__The problem__
Without the images, write out all of the following entries exactly.

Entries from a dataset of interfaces
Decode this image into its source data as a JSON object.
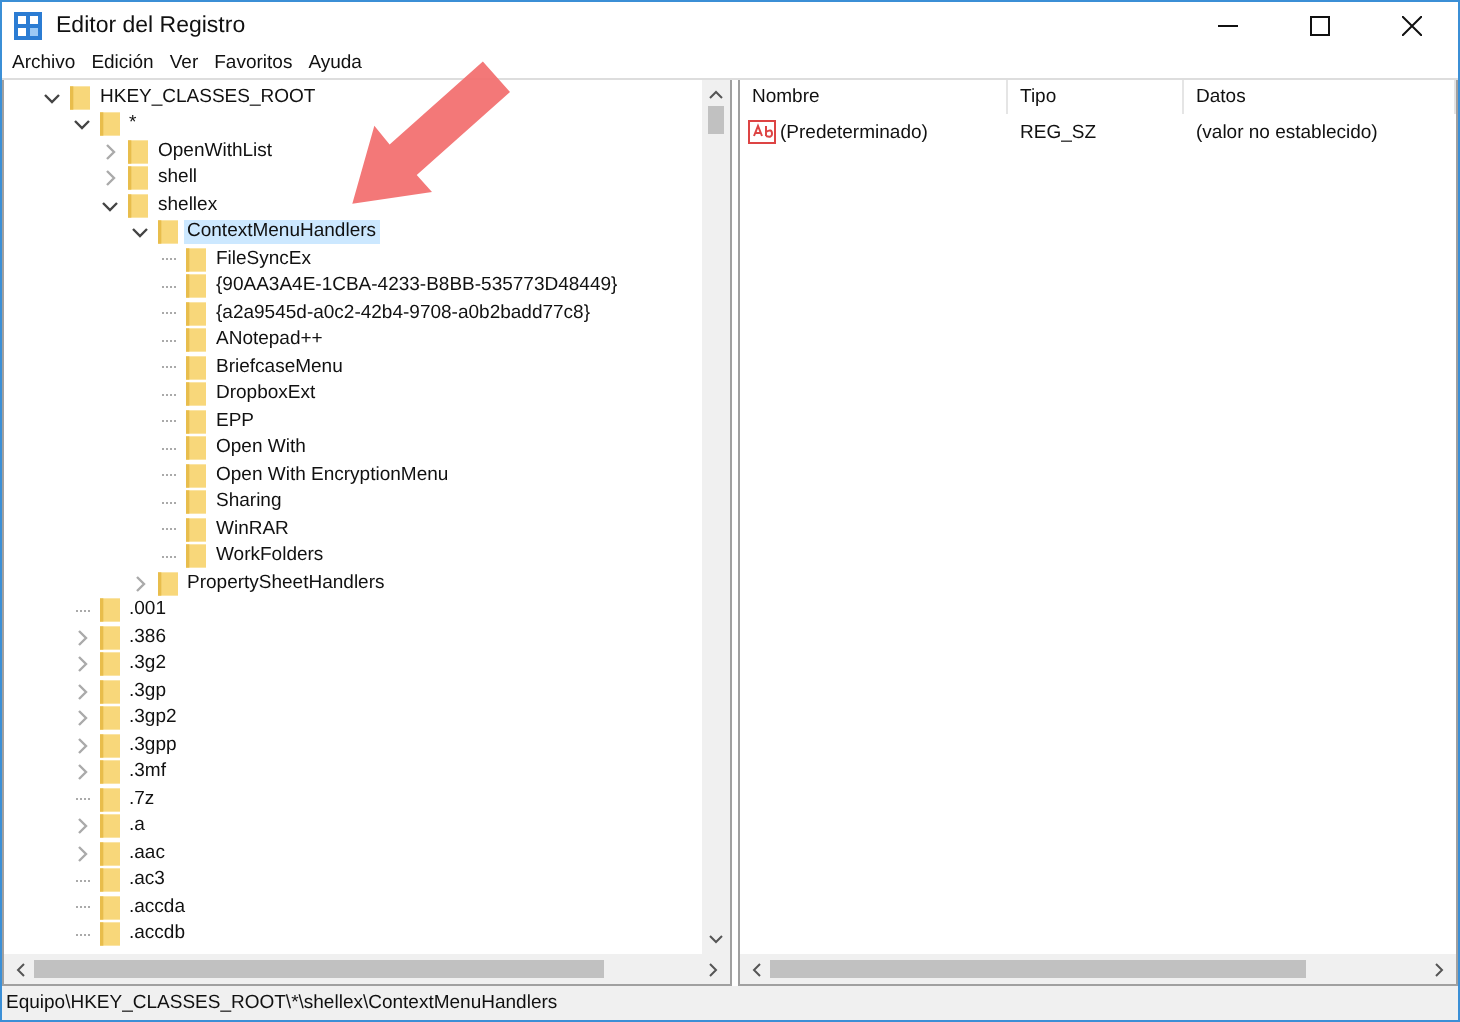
{
  "window": {
    "title": "Editor del Registro"
  },
  "menu": [
    "Archivo",
    "Edición",
    "Ver",
    "Favoritos",
    "Ayuda"
  ],
  "tree": [
    {
      "label": "HKEY_CLASSES_ROOT",
      "expanded": true,
      "selected": false,
      "children": [
        {
          "label": "*",
          "expanded": true,
          "selected": false,
          "children": [
            {
              "label": "OpenWithList",
              "expanded": false,
              "selected": false
            },
            {
              "label": "shell",
              "expanded": false,
              "selected": false
            },
            {
              "label": "shellex",
              "expanded": true,
              "selected": false,
              "children": [
                {
                  "label": "ContextMenuHandlers",
                  "expanded": true,
                  "selected": true,
                  "children": [
                    {
                      "label": "FileSyncEx",
                      "selected": false
                    },
                    {
                      "label": "{90AA3A4E-1CBA-4233-B8BB-535773D48449}",
                      "selected": false
                    },
                    {
                      "label": "{a2a9545d-a0c2-42b4-9708-a0b2badd77c8}",
                      "selected": false
                    },
                    {
                      "label": "ANotepad++",
                      "selected": false
                    },
                    {
                      "label": "BriefcaseMenu",
                      "selected": false
                    },
                    {
                      "label": "DropboxExt",
                      "selected": false
                    },
                    {
                      "label": "EPP",
                      "selected": false
                    },
                    {
                      "label": "Open With",
                      "selected": false
                    },
                    {
                      "label": "Open With EncryptionMenu",
                      "selected": false
                    },
                    {
                      "label": "Sharing",
                      "selected": false
                    },
                    {
                      "label": "WinRAR",
                      "selected": false
                    },
                    {
                      "label": "WorkFolders",
                      "selected": false
                    }
                  ]
                },
                {
                  "label": "PropertySheetHandlers",
                  "expanded": false,
                  "selected": false
                }
              ]
            }
          ]
        },
        {
          "label": ".001",
          "selected": false
        },
        {
          "label": ".386",
          "expanded": false,
          "selected": false
        },
        {
          "label": ".3g2",
          "expanded": false,
          "selected": false
        },
        {
          "label": ".3gp",
          "expanded": false,
          "selected": false
        },
        {
          "label": ".3gp2",
          "expanded": false,
          "selected": false
        },
        {
          "label": ".3gpp",
          "expanded": false,
          "selected": false
        },
        {
          "label": ".3mf",
          "expanded": false,
          "selected": false
        },
        {
          "label": ".7z",
          "selected": false
        },
        {
          "label": ".a",
          "expanded": false,
          "selected": false
        },
        {
          "label": ".aac",
          "expanded": false,
          "selected": false
        },
        {
          "label": ".ac3",
          "selected": false
        },
        {
          "label": ".accda",
          "selected": false
        },
        {
          "label": ".accdb",
          "selected": false
        }
      ]
    }
  ],
  "values": {
    "columns": [
      "Nombre",
      "Tipo",
      "Datos"
    ],
    "rows": [
      {
        "name": "(Predeterminado)",
        "type": "REG_SZ",
        "data": "(valor no establecido)"
      }
    ]
  },
  "status_bar": "Equipo\\HKEY_CLASSES_ROOT\\*\\shellex\\ContextMenuHandlers"
}
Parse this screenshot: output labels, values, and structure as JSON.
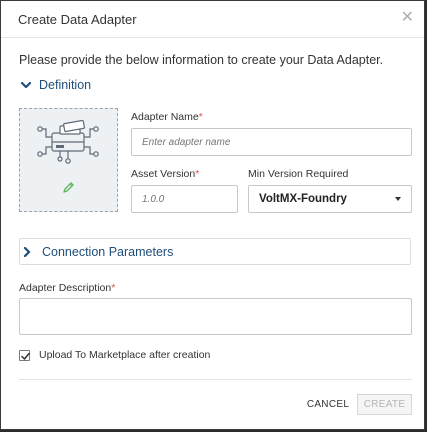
{
  "dialog": {
    "title": "Create Data Adapter",
    "close_icon": "close-icon"
  },
  "intro_text": "Please provide the below information to create your Data Adapter.",
  "definition_section": {
    "label": "Definition",
    "expanded": true,
    "icon_name": "adapter-icon",
    "edit_icon": "pencil-icon"
  },
  "adapter_name": {
    "label": "Adapter Name",
    "required_mark": "*",
    "placeholder": "Enter adapter name",
    "value": ""
  },
  "asset_version": {
    "label": "Asset Version",
    "required_mark": "*",
    "placeholder": "1.0.0",
    "value": ""
  },
  "min_version": {
    "label": "Min Version Required",
    "selected": "VoltMX-Foundry"
  },
  "connection_section": {
    "label": "Connection Parameters",
    "expanded": false
  },
  "description": {
    "label": "Adapter Description",
    "required_mark": "*",
    "value": ""
  },
  "upload_option": {
    "label": "Upload To Marketplace after creation",
    "checked": true
  },
  "buttons": {
    "cancel": "CANCEL",
    "create": "CREATE"
  },
  "colors": {
    "accent": "#1f4e79",
    "required": "#d9534f",
    "icon_green": "#5cb85c"
  }
}
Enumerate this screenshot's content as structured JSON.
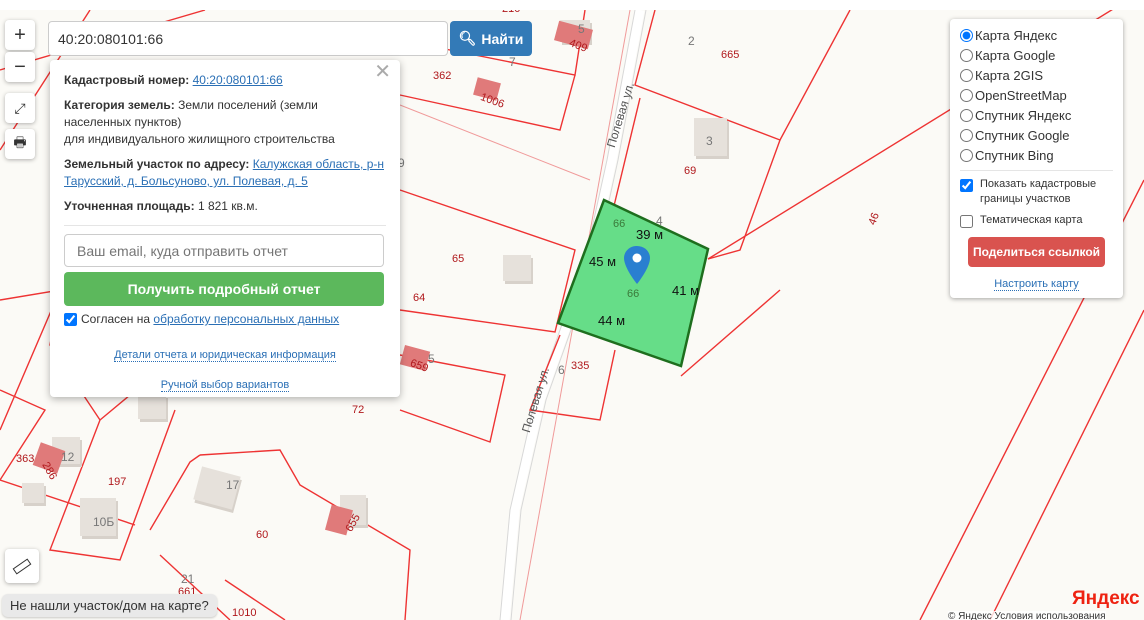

__Response to the exercise__
Decode this image into its source data as a JSON object.
{
  "window": {
    "title": "Editor del Registro"
  },
  "menu": [
    "Archivo",
    "Edición",
    "Ver",
    "Favoritos",
    "Ayuda"
  ],
  "tree": [
    {
      "label": "HKEY_CLASSES_ROOT",
      "expanded": true,
      "selected": false,
      "children": [
        {
          "label": "*",
          "expanded": true,
          "selected": false,
          "children": [
            {
              "label": "OpenWithList",
              "expanded": false,
              "selected": false
            },
            {
              "label": "shell",
              "expanded": false,
              "selected": false
            },
            {
              "label": "shellex",
              "expanded": true,
              "selected": false,
              "children": [
                {
                  "label": "ContextMenuHandlers",
                  "expanded": true,
                  "selected": true,
                  "children": [
                    {
                      "label": "FileSyncEx",
                      "selected": false
                    },
                    {
                      "label": "{90AA3A4E-1CBA-4233-B8BB-535773D48449}",
                      "selected": false
                    },
                    {
                      "label": "{a2a9545d-a0c2-42b4-9708-a0b2badd77c8}",
                      "selected": false
                    },
                    {
                      "label": "ANotepad++",
                      "selected": false
                    },
                    {
                      "label": "BriefcaseMenu",
                      "selected": false
                    },
                    {
                      "label": "DropboxExt",
                      "selected": false
                    },
                    {
                      "label": "EPP",
                      "selected": false
                    },
                    {
                      "label": "Open With",
                      "selected": false
                    },
                    {
                      "label": "Open With EncryptionMenu",
                      "selected": false
                    },
                    {
                      "label": "Sharing",
                      "selected": false
                    },
                    {
                      "label": "WinRAR",
                      "selected": false
                    },
                    {
                      "label": "WorkFolders",
                      "selected": false
                    }
                  ]
                },
                {
                  "label": "PropertySheetHandlers",
                  "expanded": false,
                  "selected": false
                }
              ]
            }
          ]
        },
        {
          "label": ".001",
          "selected": false
        },
        {
          "label": ".386",
          "expanded": false,
          "selected": false
        },
        {
          "label": ".3g2",
          "expanded": false,
          "selected": false
        },
        {
          "label": ".3gp",
          "expanded": false,
          "selected": false
        },
        {
          "label": ".3gp2",
          "expanded": false,
          "selected": false
        },
        {
          "label": ".3gpp",
          "expanded": false,
          "selected": false
        },
        {
          "label": ".3mf",
          "expanded": false,
          "selected": false
        },
        {
          "label": ".7z",
          "selected": false
        },
        {
          "label": ".a",
          "expanded": false,
          "selected": false
        },
        {
          "label": ".aac",
          "expanded": false,
          "selected": false
        },
        {
          "label": ".ac3",
          "selected": false
        },
        {
          "label": ".accda",
          "selected": false
        },
        {
          "label": ".accdb",
          "selected": false
        }
      ]
    }
  ],
  "values": {
    "columns": [
      "Nombre",
      "Tipo",
      "Datos"
    ],
    "rows": [
      {
        "name": "(Predeterminado)",
        "type": "REG_SZ",
        "data": "(valor no establecido)"
      }
    ]
  },
  "status_bar": "Equipo\\HKEY_CLASSES_ROOT\\*\\shellex\\ContextMenuHandlers"
}
Parse this screenshot: output labels, values, and structure as JSON.
{
  "dialog": {
    "title": "Create Data Adapter",
    "close_icon": "close-icon"
  },
  "intro_text": "Please provide the below information to create your Data Adapter.",
  "definition_section": {
    "label": "Definition",
    "expanded": true,
    "icon_name": "adapter-icon",
    "edit_icon": "pencil-icon"
  },
  "adapter_name": {
    "label": "Adapter Name",
    "required_mark": "*",
    "placeholder": "Enter adapter name",
    "value": ""
  },
  "asset_version": {
    "label": "Asset Version",
    "required_mark": "*",
    "placeholder": "1.0.0",
    "value": ""
  },
  "min_version": {
    "label": "Min Version Required",
    "selected": "VoltMX-Foundry"
  },
  "connection_section": {
    "label": "Connection Parameters",
    "expanded": false
  },
  "description": {
    "label": "Adapter Description",
    "required_mark": "*",
    "value": ""
  },
  "upload_option": {
    "label": "Upload To Marketplace after creation",
    "checked": true
  },
  "buttons": {
    "cancel": "CANCEL",
    "create": "CREATE"
  },
  "colors": {
    "accent": "#1f4e79",
    "required": "#d9534f",
    "icon_green": "#5cb85c"
  }
}
Enumerate this screenshot's content as structured JSON.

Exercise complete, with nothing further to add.